Hopefully you understand health disparities and SEM a little better, now let’s put our knowledge to the test.

According to the CDC, infant mortality is higher in black children than any other race. Compared to white babies, black babies are almost three times more likely to die in its first year of life. This is a very shocking health disparity that really makes me think, what could possibly contribute to such a large difference in the death of babies. So, let’s think of this in terms of the SEM. On an intrapersonal level, black women have less knowledge about what exactly contributes to infant mortality and what a healthy pregnancy consists of, which includes eating healthy, exercise, and vitamins. This means, black women are less likely to make healthy choices like eating healthy and exercising during pregnancy. On an interpersonal level, black women are more likely to live in stressful environments which contributes to infant mortality. There is even a study which proves that black women are more prone to stress because of the racism that blacks are subjected to. On an organizational level, black women have less exposure to healthy food and vitamins, as well as good health care insurance. On a community level, there could be different beliefs about what a healthy pregnancy really means. Finally, on a public policy level, there are no laws that regulate the health of pregnant women.

The greatest intervention that could really help black women would be to educate them on this specific health disparity and ways to have a healthy pregnancy, which impacts the intrapersonal level. This could lead to black women eating healthier, exercising, taking vitamins, and eliminating stress during their pregnancies.      

As I stated above, racism has had an impact on the stress levels of black women which contributes to infant mortality.
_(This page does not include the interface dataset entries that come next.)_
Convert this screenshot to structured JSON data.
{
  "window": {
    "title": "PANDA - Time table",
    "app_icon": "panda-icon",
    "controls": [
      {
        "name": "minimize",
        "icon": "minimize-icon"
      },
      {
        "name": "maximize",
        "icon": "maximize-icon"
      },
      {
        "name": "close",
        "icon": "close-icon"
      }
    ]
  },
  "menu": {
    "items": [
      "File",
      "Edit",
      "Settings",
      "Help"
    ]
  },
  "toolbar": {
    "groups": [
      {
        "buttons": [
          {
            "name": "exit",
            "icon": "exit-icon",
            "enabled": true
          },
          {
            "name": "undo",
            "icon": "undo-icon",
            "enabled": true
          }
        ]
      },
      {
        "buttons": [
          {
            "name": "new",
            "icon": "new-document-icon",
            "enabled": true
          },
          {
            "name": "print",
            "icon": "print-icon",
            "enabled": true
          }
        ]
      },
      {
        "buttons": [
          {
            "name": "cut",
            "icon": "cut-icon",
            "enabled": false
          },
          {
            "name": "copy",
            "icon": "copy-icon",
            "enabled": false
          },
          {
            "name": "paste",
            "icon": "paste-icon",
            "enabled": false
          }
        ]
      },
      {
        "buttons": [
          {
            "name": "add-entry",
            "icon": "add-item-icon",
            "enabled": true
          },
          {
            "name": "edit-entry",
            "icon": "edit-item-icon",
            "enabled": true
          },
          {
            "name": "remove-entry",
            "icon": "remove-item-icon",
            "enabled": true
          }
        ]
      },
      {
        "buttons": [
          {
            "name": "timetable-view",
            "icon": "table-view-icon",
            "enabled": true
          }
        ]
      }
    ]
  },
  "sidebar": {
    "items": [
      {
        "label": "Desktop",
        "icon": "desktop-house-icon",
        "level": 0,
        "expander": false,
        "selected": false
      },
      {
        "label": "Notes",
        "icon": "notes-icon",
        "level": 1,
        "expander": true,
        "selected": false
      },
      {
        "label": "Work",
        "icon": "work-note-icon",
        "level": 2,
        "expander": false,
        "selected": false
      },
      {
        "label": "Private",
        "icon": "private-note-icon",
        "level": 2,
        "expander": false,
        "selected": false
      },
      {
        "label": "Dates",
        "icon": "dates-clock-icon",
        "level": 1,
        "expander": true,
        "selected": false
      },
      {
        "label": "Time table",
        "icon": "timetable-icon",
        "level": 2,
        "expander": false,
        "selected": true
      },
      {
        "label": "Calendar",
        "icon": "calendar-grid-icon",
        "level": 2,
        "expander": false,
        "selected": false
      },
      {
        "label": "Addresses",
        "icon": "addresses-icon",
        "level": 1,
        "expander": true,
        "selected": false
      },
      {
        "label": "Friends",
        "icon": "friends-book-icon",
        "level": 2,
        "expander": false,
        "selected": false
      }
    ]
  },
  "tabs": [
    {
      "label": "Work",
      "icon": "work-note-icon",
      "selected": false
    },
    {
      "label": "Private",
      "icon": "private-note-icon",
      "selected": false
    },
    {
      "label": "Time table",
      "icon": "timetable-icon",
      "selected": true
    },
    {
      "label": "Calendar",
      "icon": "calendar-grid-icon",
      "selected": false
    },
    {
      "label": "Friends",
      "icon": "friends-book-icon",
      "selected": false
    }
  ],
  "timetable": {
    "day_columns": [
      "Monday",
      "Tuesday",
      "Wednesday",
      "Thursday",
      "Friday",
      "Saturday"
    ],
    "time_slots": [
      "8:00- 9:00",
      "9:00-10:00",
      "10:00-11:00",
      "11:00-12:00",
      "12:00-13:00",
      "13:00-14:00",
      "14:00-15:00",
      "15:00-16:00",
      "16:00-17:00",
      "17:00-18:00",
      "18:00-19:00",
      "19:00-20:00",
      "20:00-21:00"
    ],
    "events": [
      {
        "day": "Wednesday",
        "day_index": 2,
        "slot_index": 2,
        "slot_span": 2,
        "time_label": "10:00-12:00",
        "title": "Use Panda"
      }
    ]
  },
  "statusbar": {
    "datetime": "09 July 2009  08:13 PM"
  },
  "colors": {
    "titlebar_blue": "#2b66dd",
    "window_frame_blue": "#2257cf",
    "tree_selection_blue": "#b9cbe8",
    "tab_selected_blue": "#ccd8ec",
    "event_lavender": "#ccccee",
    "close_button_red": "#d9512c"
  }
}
Do you know of any other specific examples where racism has affected the health of a racial group, other than the quality of a doctor’s work?

Hopefully, my little blog post helped you understand health disparities and the SEM. Let me know you feel about the above health disparity, and if this post helped you understand this week’s topic. 

Thanks for reading!